(App and web page records)

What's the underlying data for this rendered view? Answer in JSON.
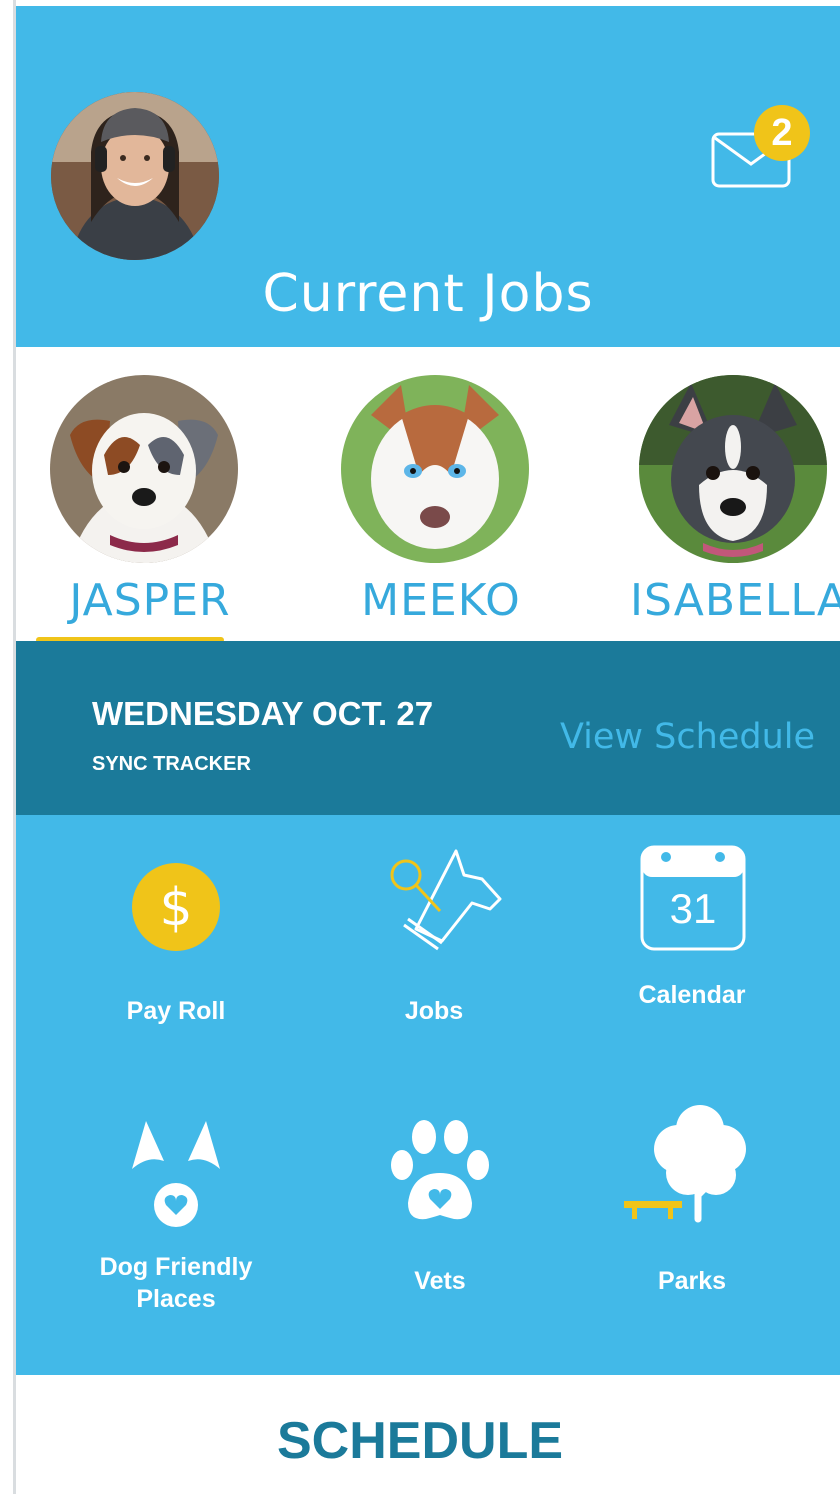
{
  "header": {
    "title": "Current Jobs",
    "avatar_icon": "user-avatar",
    "mail_icon": "envelope-icon",
    "unread_count": "2"
  },
  "dogs": [
    {
      "name": "JASPER",
      "selected": true
    },
    {
      "name": "MEEKO",
      "selected": false
    },
    {
      "name": "ISABELLA",
      "selected": false
    }
  ],
  "date_bar": {
    "date": "WEDNESDAY OCT. 27",
    "tracker": "SYNC TRACKER",
    "view_schedule": "View Schedule"
  },
  "menu": {
    "payroll": {
      "label": "Pay Roll",
      "icon": "dollar-coin-icon"
    },
    "jobs": {
      "label": "Jobs",
      "icon": "dog-head-leash-icon"
    },
    "calendar": {
      "label": "Calendar",
      "icon": "calendar-icon",
      "day": "31"
    },
    "dog_friendly": {
      "label_line1": "Dog Friendly",
      "label_line2": "Places",
      "icon": "dog-ears-heart-icon"
    },
    "vets": {
      "label": "Vets",
      "icon": "paw-heart-icon"
    },
    "parks": {
      "label": "Parks",
      "icon": "tree-bench-icon"
    }
  },
  "bottom": {
    "title": "SCHEDULE"
  },
  "colors": {
    "primary": "#42b9e8",
    "dark": "#1b7a9a",
    "accent": "#f0c419",
    "white": "#ffffff"
  }
}
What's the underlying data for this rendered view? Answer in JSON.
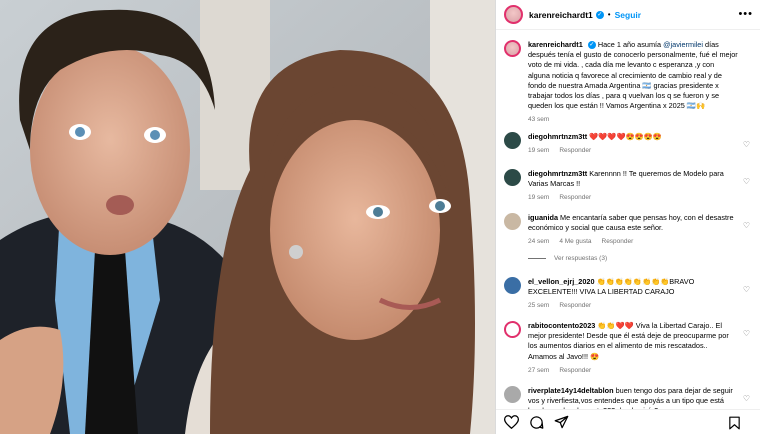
{
  "post": {
    "username": "karenreichardt1",
    "follow_label": "Seguir",
    "caption_user": "karenreichardt1",
    "caption_part1": "Hace 1 año asumía ",
    "caption_mention": "@javiermilei",
    "caption_part2": " días después tenía el gusto de conocerlo personalmente, fué el mejor voto de mi vida. , cada día me levanto c esperanza ,y con alguna noticia q favorece al crecimiento de cambio real y de fondo de nuestra Amada Argentina 🇦🇷 gracias presidente x trabajar todos los días , para q vuelvan los q se fueron y se queden los que están !! Vamos Argentina x 2025 🇦🇷🙌",
    "caption_time": "43 sem"
  },
  "comments": [
    {
      "user": "diegohmrtnzm3tt",
      "text": "❤️❤️❤️❤️😍😍😍😍",
      "time": "19 sem",
      "likes": "",
      "reply": "Responder"
    },
    {
      "user": "diegohmrtnzm3tt",
      "text": "Karennnn !! Te queremos de Modelo para Varias Marcas !!",
      "time": "19 sem",
      "likes": "",
      "reply": "Responder"
    },
    {
      "user": "iguanida",
      "text": "Me encantaría saber que pensas hoy, con el desastre económico y social que causa este señor.",
      "time": "24 sem",
      "likes": "4 Me gusta",
      "reply": "Responder"
    },
    {
      "user": "el_vellon_ejrj_2020",
      "text": "👏👏👏👏👏👏👏👏BRAVO EXCELENTE!!! VIVA LA LIBERTAD CARAJO",
      "time": "25 sem",
      "likes": "",
      "reply": "Responder"
    },
    {
      "user": "rabitocontento2023",
      "text": "👏👏❤️❤️ Viva la Libertad Carajo.. El mejor presidente! Desde que él está deje de preocuparme por los aumentos diarios en el alimento de mis rescatados.. Amamos al Javo!!! 😍",
      "time": "27 sem",
      "likes": "",
      "reply": "Responder"
    },
    {
      "user": "riverplate14y14deltablon",
      "text": "buen tengo dos para dejar de seguir vos y riverfiesta,vos entendes que apoyás a un tipo que está hambreando a la gente??? donde vivís?",
      "time": "",
      "likes": "",
      "reply": ""
    }
  ],
  "see_replies": "Ver respuestas (3)",
  "icons": [
    "verified-badge-icon",
    "more-options-icon",
    "heart-icon",
    "comment-icon",
    "share-icon",
    "bookmark-icon"
  ],
  "colors": {
    "accent": "#0095f6",
    "meta": "#737373",
    "like_red": "#ed4956"
  }
}
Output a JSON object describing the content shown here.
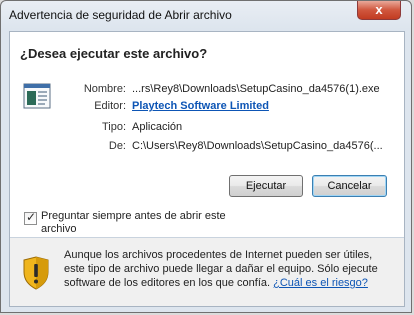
{
  "window": {
    "title": "Advertencia de seguridad de Abrir archivo",
    "close_glyph": "x"
  },
  "dialog": {
    "heading": "¿Desea ejecutar este archivo?",
    "fields": {
      "name_label": "Nombre:",
      "name_value": "...rs\\Rey8\\Downloads\\SetupCasino_da4576(1).exe",
      "publisher_label": "Editor:",
      "publisher_value": "Playtech Software Limited",
      "type_label": "Tipo:",
      "type_value": "Aplicación",
      "from_label": "De:",
      "from_value": "C:\\Users\\Rey8\\Downloads\\SetupCasino_da4576(..."
    },
    "buttons": {
      "run": "Ejecutar",
      "cancel": "Cancelar"
    },
    "checkbox": {
      "label": "Preguntar siempre antes de abrir este archivo",
      "checked": true
    },
    "warning": {
      "text": "Aunque los archivos procedentes de Internet pueden ser útiles, este tipo de archivo puede llegar a dañar el equipo. Sólo ejecute software de los editores en los que confía.",
      "link": "¿Cuál es el riesgo?"
    }
  },
  "icons": {
    "file": "application-file-icon",
    "warning": "security-shield-warning-icon"
  }
}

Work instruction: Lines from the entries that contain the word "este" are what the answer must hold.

Result below:
      "text": "Me encantaría saber que pensas hoy, con el desastre económico y social que causa este señor.",
    "heading": "¿Desea ejecutar este archivo?",
      "label": "Preguntar siempre antes de abrir este archivo",
      "text": "Aunque los archivos procedentes de Internet pueden ser útiles, este tipo de archivo puede llegar a dañar el equipo. Sólo ejecute software de los editores en los que confía.",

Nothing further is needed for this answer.